> **EXERCISE REQUIREMENTS**
Scan the material below and copy every line holding the word "icon".

____________________

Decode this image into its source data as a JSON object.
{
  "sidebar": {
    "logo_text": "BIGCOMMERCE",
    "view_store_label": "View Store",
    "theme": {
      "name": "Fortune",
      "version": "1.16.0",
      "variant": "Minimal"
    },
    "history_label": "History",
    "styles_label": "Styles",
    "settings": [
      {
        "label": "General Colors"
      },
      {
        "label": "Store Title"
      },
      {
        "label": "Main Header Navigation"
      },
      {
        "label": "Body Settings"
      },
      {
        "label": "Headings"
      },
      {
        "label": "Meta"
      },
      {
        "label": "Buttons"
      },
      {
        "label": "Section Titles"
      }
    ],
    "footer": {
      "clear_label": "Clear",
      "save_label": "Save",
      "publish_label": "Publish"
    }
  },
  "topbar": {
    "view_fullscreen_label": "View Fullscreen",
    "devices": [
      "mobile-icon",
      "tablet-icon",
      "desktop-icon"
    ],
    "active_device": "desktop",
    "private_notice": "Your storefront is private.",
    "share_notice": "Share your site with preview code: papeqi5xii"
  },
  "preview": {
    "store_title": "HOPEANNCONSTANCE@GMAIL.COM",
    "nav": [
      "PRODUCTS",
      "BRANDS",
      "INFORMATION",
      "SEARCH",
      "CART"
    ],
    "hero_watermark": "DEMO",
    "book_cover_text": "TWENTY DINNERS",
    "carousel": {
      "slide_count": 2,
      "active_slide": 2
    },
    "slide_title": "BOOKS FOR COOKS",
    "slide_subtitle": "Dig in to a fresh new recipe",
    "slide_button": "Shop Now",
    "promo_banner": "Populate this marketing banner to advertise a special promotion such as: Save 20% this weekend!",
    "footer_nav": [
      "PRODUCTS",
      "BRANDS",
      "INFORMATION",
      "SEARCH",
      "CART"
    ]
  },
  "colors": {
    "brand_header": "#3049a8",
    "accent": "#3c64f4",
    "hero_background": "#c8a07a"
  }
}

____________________

> **OUTPUT FOR THIS EXERCISE**
      "mobile-icon",
      "tablet-icon",
      "desktop-icon"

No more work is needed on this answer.